  18. Odors Odors may cause illness or indicate presence of harmful gases Dust Particles Particles of dried sludge carry viruses and harmful bacteria that can be inhaled, infect cuts or enter homes. Exposure Children may walk or play in fertilized fields. BUFFER ZONE Livestock Poisoning Cows may die after grazing on sludge-treated fields. Sludge Groundwater Contamination Harmful chemicals and pathogens may leach into groundwater and shallow wells. Surface Runoff Harmful chemicals and pathogens may pollute nearby streams, lakes, ponds, and wetlands. Figure 22-17Page 512

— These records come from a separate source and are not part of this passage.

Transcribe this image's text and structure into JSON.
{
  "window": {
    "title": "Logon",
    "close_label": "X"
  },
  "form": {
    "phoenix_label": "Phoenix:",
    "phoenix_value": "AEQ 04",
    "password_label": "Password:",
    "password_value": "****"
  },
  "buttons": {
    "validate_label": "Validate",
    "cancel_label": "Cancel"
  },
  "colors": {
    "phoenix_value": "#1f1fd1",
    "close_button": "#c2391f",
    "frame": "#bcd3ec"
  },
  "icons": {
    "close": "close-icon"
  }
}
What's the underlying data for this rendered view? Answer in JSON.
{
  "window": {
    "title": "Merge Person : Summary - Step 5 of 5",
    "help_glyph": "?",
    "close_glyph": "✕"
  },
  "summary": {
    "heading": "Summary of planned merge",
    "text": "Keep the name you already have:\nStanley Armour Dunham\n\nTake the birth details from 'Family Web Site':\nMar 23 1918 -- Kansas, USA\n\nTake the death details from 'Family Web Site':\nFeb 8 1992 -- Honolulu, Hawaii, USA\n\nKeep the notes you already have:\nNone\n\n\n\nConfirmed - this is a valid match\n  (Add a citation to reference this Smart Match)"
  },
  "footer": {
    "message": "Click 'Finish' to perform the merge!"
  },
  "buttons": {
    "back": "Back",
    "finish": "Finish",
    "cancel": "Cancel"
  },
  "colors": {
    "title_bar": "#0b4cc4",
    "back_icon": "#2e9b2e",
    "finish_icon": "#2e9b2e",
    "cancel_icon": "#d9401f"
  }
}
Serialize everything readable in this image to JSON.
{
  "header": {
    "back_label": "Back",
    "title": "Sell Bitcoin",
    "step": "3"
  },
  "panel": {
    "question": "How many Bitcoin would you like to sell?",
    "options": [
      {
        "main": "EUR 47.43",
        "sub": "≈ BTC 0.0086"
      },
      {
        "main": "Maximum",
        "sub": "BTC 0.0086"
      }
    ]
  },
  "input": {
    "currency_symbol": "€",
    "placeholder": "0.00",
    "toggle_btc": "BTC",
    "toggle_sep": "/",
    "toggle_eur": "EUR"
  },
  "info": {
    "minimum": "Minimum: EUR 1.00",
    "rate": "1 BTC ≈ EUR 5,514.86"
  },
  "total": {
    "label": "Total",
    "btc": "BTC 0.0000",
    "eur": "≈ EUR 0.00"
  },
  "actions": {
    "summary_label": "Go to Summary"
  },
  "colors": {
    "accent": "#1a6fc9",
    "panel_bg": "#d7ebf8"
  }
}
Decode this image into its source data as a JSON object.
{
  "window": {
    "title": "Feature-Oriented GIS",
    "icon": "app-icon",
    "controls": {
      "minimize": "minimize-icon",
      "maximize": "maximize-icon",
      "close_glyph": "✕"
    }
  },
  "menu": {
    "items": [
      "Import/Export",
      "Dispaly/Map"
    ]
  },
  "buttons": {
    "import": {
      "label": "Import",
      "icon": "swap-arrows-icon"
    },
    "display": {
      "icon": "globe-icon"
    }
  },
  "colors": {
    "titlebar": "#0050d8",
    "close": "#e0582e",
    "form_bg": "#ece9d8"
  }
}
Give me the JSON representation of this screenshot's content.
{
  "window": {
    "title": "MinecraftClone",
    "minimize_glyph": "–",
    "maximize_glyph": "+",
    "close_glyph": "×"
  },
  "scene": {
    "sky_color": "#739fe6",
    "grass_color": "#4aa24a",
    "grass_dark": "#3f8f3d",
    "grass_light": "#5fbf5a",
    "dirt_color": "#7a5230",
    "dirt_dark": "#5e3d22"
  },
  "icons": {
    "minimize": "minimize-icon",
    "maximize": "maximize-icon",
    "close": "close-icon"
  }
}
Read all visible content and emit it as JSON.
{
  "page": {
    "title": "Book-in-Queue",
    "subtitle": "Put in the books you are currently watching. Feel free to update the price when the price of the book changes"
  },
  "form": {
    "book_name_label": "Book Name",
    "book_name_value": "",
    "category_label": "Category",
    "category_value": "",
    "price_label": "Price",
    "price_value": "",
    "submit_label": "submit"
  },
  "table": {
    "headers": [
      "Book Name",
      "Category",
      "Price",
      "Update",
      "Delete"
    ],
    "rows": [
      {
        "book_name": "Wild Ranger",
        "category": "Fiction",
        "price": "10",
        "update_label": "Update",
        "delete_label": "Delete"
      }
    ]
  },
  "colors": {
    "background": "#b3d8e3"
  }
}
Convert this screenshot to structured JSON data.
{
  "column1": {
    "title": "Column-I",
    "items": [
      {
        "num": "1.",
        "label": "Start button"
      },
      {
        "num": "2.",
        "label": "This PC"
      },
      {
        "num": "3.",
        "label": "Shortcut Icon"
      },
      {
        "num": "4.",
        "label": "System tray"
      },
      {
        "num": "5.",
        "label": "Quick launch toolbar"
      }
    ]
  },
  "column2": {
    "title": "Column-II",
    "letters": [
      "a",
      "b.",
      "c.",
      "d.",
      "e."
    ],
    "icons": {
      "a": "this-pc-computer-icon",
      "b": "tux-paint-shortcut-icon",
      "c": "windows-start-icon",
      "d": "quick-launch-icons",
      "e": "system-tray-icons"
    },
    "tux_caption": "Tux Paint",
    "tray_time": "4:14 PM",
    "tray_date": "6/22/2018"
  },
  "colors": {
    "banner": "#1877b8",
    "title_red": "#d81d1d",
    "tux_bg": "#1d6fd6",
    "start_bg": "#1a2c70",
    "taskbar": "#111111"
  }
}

  19. Figure 22-18Page 513 (1)Raw sewage drains by gravity into the first pool and flows through a long perforated PVC pipe into a bed of limestone gravel. (3) Wastewater flows through another perforated pipe into a second pool, where the same process is repeated. Sewage Treated water Wetland type plants Wetland type plants 45 centimeter layer of limestone gravel coated with decomposing bacteria First concrete pool Second concrete pool (2) Microbes in the limestone gravel break down the sewage into chemicals that can be absorbed by the plant roots, and the gravel absorbs phosphorus. (4) Treated water flowing from the second pool is nearly free of bacteria and plant nutrients. Treated water can be recycled for irrigation and flushing toilets.

  20. Solutions Water Pollution • Prevent groundwater contamination • Greatly reduce nonpoint runoff • Reuse treated wastewater for irrigation • Find substitutes for toxic pollutants • Work with nature to treat sewage • Practice four R's of resource use (refuse, reduce, recycle, reuse) • Reduce resource waste • Reduce air pollution • Reduce poverty • Reduce birth rates Figure 22-19Page 516

  21. What Can You Do? Water Pollution • Fertilize your garden and yard plants with manure or compost instead of commercial inorganic fertilizer. • Minimize your use of pesticides. • Never apply fertilizer or pesticides near a body of water. • Grow or buy organic foods. • Compost your food wastes. • Do not use water fresheners in toilets. • Do not flush unwanted medicines down the toilet. • Do not pour pesticides, paints, solvents, oil, antifreeze, or other products containing harmful chemicals down the drain or onto the ground. Figure 22-20Page 516